WHAT TO DO: Check each line of the records below and collect those holding "true".

INPUT MATERIAL:
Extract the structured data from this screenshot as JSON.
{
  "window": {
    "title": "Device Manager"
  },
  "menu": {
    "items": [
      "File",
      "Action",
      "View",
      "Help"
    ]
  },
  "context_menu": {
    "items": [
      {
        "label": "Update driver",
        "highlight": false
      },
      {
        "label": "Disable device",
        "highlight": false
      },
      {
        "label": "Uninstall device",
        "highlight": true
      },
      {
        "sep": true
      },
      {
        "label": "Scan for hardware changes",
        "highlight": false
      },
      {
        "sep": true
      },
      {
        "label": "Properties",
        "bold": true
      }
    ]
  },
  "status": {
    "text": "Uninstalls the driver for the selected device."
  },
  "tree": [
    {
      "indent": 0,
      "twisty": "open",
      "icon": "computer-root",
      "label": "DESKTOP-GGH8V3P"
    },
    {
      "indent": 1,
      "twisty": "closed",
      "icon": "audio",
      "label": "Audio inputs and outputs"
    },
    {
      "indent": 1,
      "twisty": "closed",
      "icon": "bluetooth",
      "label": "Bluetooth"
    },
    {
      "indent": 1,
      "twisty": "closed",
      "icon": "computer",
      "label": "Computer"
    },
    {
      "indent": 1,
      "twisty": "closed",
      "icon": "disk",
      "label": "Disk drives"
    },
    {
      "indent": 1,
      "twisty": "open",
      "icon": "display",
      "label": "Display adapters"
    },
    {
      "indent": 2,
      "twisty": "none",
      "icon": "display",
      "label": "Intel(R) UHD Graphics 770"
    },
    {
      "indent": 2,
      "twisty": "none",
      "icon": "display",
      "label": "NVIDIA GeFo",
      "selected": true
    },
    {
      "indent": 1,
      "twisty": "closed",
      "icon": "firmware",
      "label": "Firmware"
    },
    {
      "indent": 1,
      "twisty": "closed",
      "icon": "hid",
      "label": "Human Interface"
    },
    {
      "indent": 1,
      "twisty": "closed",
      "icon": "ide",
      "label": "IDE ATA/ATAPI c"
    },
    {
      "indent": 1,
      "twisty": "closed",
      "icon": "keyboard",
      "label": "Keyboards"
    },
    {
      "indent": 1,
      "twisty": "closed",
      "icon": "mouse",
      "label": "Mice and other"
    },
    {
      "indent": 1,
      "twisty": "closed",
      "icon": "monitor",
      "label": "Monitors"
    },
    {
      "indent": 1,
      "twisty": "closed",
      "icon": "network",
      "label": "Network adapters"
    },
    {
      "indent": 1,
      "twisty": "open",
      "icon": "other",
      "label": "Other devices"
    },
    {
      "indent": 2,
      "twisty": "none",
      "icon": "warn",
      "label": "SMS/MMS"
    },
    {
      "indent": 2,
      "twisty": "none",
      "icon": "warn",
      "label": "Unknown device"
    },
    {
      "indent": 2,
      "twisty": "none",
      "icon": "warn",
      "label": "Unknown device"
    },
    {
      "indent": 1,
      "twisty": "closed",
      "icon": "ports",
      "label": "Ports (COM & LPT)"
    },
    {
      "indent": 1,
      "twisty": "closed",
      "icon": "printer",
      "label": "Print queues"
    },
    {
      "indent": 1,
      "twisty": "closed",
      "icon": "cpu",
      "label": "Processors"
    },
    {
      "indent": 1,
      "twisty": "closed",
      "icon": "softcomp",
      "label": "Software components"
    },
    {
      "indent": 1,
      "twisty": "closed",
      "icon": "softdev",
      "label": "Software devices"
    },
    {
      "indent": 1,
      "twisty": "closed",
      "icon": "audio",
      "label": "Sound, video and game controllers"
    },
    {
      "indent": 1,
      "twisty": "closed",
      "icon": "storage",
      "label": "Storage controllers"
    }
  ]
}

ANSWER BELOW:
        "highlight": true
        "sep": true
        "sep": true
        "bold": true
      "selected": true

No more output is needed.